### [About this exercise]
In the lines below, look for "period". Copy each line where it appears.

(Data items)
========

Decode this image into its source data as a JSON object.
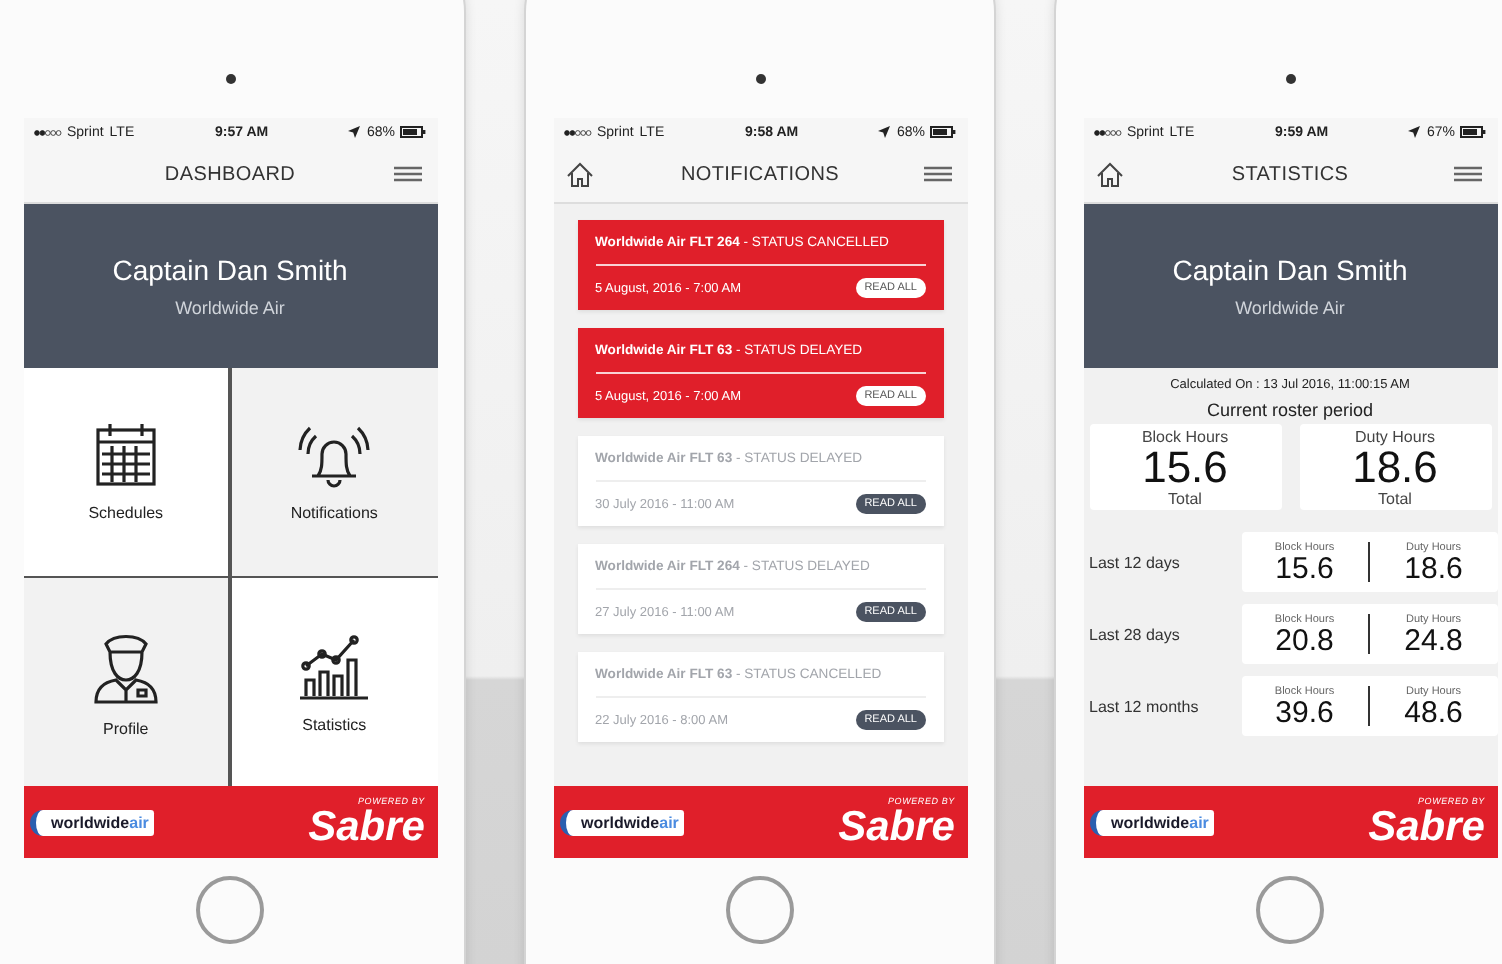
{
  "phones": [
    {
      "kind": "dashboard",
      "show_home": false,
      "status_bar": {
        "carrier": "Sprint",
        "network": "LTE",
        "time": "9:57 AM",
        "battery": "68%"
      },
      "header": {
        "title": "DASHBOARD"
      },
      "profile": {
        "name": "Captain Dan Smith",
        "airline": "Worldwide Air"
      },
      "tiles": [
        {
          "kind": "calendar",
          "label": "Schedules"
        },
        {
          "kind": "bell",
          "label": "Notifications"
        },
        {
          "kind": "pilot",
          "label": "Profile"
        },
        {
          "kind": "chart",
          "label": "Statistics"
        }
      ],
      "footer": {
        "logo": "worldwide",
        "logo_accent": "air",
        "powered_by": "POWERED BY",
        "brand": "Sabre"
      }
    },
    {
      "kind": "notifications",
      "show_home": true,
      "status_bar": {
        "carrier": "Sprint",
        "network": "LTE",
        "time": "9:58 AM",
        "battery": "68%"
      },
      "header": {
        "title": "NOTIFICATIONS"
      },
      "notifications": [
        {
          "title": "**Worldwide Air FLT 264** - STATUS CANCELLED",
          "date": "5 August, 2016 - 7:00 AM",
          "button": "READ ALL",
          "unread": true
        },
        {
          "title": "**Worldwide Air FLT 63** - STATUS DELAYED",
          "date": "5 August, 2016 - 7:00 AM",
          "button": "READ ALL",
          "unread": true
        },
        {
          "title": "**Worldwide Air FLT 63** - STATUS DELAYED",
          "date": "30 July 2016 - 11:00 AM",
          "button": "READ ALL",
          "unread": false
        },
        {
          "title": "**Worldwide Air FLT 264** - STATUS DELAYED",
          "date": "27 July 2016 - 11:00 AM",
          "button": "READ ALL",
          "unread": false
        },
        {
          "title": "**Worldwide Air FLT 63** - STATUS CANCELLED",
          "date": "22 July 2016 - 8:00 AM",
          "button": "READ ALL",
          "unread": false
        }
      ],
      "footer": {
        "logo": "worldwide",
        "logo_accent": "air",
        "powered_by": "POWERED BY",
        "brand": "Sabre"
      }
    },
    {
      "kind": "statistics",
      "show_home": true,
      "status_bar": {
        "carrier": "Sprint",
        "network": "LTE",
        "time": "9:59 AM",
        "battery": "67%"
      },
      "header": {
        "title": "STATISTICS"
      },
      "profile": {
        "name": "Captain Dan Smith",
        "airline": "Worldwide Air"
      },
      "calculated": "Calculated On : 13 Jul 2016, 11:00:15 AM",
      "period": "Current roster period",
      "totals": [
        {
          "label": "Block Hours",
          "value": "15.6",
          "caption": "Total"
        },
        {
          "label": "Duty Hours",
          "value": "18.6",
          "caption": "Total"
        }
      ],
      "rows": [
        {
          "period": "Last 12 days",
          "block_label": "Block Hours",
          "block": "15.6",
          "duty_label": "Duty Hours",
          "duty": "18.6"
        },
        {
          "period": "Last 28 days",
          "block_label": "Block Hours",
          "block": "20.8",
          "duty_label": "Duty Hours",
          "duty": "24.8"
        },
        {
          "period": "Last 12 months",
          "block_label": "Block Hours",
          "block": "39.6",
          "duty_label": "Duty Hours",
          "duty": "48.6"
        }
      ],
      "footer": {
        "logo": "worldwide",
        "logo_accent": "air",
        "powered_by": "POWERED BY",
        "brand": "Sabre"
      }
    }
  ]
}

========

### [Output of the exercise]
      "period": "Current roster period",
          "period": "Last 12 days",
          "period": "Last 28 days",
          "period": "Last 12 months",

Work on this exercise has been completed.